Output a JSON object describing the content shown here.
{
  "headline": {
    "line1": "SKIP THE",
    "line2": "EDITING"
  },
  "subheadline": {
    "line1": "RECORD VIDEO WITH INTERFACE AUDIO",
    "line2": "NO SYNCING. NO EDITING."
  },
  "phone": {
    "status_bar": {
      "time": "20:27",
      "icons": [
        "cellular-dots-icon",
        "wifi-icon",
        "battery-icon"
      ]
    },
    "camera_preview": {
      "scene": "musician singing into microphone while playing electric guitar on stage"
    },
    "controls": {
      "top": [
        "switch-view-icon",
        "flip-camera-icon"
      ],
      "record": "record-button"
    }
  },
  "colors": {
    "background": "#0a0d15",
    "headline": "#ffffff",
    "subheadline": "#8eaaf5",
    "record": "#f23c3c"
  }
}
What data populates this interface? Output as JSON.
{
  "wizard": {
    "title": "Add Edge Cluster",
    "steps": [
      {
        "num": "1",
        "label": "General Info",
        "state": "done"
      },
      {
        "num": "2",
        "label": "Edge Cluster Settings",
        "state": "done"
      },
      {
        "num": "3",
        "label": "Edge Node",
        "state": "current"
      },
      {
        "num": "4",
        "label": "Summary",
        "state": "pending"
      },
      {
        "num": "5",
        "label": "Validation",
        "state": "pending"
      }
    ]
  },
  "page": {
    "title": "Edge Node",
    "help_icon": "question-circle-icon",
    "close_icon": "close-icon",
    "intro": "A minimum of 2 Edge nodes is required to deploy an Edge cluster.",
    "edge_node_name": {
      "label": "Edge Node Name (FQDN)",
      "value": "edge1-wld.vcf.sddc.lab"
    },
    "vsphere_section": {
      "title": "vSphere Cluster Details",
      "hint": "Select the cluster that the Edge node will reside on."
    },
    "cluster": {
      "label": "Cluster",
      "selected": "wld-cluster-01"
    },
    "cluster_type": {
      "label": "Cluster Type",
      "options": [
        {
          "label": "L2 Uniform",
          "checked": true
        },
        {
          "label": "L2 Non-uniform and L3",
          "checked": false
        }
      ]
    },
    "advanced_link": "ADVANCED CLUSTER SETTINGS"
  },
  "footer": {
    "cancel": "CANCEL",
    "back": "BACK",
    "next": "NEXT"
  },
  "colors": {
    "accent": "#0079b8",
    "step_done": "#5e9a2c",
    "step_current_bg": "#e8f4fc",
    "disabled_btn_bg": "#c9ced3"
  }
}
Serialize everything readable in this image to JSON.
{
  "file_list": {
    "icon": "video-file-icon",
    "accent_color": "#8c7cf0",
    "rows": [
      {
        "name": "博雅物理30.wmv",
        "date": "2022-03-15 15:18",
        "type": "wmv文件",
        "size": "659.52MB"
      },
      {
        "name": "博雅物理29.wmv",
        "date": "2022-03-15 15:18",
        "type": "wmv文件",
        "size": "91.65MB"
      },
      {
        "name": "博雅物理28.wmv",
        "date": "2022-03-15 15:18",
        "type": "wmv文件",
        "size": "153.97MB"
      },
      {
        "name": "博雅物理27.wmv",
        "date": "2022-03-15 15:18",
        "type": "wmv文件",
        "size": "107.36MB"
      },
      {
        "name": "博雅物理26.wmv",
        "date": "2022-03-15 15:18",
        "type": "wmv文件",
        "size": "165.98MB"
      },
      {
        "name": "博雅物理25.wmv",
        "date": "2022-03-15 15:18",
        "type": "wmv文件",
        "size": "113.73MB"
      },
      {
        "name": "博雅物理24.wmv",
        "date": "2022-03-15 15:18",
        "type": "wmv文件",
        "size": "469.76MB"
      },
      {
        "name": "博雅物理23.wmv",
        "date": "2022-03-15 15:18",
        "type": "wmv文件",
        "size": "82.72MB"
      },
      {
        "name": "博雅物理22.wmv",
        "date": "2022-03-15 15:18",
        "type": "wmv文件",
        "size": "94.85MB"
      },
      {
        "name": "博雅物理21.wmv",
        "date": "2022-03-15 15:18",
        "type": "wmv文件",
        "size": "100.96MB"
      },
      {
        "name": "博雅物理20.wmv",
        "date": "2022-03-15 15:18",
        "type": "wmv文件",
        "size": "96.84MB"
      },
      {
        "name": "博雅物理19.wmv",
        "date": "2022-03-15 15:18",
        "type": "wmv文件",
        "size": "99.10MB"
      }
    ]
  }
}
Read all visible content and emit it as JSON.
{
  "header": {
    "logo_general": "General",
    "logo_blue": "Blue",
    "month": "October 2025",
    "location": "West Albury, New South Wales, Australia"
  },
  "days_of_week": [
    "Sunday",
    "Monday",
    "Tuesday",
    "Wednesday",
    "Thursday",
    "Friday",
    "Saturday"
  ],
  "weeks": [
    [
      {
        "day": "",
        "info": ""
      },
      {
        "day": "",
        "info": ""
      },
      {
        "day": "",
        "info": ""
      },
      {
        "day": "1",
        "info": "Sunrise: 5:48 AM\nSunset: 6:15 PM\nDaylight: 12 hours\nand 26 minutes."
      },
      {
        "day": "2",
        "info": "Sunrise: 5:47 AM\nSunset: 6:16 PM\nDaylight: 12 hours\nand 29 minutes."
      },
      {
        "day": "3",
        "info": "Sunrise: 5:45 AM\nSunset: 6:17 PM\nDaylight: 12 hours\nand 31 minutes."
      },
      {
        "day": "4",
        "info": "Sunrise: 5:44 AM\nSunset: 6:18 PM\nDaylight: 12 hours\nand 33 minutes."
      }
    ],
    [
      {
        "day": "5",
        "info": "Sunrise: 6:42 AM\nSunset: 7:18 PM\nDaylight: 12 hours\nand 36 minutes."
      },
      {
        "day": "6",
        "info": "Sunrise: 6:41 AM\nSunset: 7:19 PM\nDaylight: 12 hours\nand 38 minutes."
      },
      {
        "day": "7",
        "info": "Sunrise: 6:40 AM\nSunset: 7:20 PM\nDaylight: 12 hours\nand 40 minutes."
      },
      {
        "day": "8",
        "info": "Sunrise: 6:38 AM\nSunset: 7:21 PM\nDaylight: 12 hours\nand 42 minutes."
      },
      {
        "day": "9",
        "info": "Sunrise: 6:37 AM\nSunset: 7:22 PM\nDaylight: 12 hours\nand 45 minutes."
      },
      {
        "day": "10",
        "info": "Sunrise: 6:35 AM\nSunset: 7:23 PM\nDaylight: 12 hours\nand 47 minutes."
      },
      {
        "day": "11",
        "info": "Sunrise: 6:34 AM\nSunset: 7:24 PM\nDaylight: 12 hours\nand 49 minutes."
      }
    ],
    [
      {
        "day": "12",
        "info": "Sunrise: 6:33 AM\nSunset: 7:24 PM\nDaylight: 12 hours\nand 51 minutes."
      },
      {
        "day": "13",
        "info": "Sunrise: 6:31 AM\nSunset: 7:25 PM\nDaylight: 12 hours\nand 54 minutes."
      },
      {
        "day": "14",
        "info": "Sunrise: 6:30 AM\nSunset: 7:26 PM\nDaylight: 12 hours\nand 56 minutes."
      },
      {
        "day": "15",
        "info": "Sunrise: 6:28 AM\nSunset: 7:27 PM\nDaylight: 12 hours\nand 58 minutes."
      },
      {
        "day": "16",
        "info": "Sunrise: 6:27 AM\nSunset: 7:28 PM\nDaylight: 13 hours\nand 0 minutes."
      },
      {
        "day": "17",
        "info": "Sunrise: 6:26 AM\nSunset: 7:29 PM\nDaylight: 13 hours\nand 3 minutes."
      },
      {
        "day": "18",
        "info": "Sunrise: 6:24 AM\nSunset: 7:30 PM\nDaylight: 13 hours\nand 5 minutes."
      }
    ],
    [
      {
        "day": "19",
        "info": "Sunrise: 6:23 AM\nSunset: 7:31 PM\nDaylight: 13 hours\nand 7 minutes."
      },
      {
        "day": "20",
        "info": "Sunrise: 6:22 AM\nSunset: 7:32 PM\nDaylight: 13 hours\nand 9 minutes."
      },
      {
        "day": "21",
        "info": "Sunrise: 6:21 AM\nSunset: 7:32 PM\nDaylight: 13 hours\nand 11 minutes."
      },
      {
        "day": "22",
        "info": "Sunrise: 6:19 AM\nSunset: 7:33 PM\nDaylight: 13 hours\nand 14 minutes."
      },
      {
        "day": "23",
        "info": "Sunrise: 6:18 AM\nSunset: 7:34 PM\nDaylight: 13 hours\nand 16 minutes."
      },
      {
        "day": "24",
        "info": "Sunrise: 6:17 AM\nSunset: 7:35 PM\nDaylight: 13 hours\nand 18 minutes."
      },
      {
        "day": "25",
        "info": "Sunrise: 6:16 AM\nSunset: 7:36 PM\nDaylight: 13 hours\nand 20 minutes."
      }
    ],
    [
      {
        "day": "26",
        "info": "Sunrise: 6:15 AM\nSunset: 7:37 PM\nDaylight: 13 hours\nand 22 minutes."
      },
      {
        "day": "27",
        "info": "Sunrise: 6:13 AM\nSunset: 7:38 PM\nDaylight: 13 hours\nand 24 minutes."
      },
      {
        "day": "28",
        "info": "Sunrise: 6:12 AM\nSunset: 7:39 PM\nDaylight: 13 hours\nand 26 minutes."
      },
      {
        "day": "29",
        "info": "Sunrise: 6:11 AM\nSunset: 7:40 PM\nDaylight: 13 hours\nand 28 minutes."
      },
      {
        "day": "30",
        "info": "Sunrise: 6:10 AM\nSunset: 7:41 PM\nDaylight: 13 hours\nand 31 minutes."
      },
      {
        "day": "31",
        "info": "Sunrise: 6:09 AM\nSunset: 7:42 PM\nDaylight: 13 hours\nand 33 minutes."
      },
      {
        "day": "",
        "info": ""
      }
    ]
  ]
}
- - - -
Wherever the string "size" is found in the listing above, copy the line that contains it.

**Response box**:
        "size": "659.52MB"
        "size": "91.65MB"
        "size": "153.97MB"
        "size": "107.36MB"
        "size": "165.98MB"
        "size": "113.73MB"
        "size": "469.76MB"
        "size": "82.72MB"
        "size": "94.85MB"
        "size": "100.96MB"
        "size": "96.84MB"
        "size": "99.10MB"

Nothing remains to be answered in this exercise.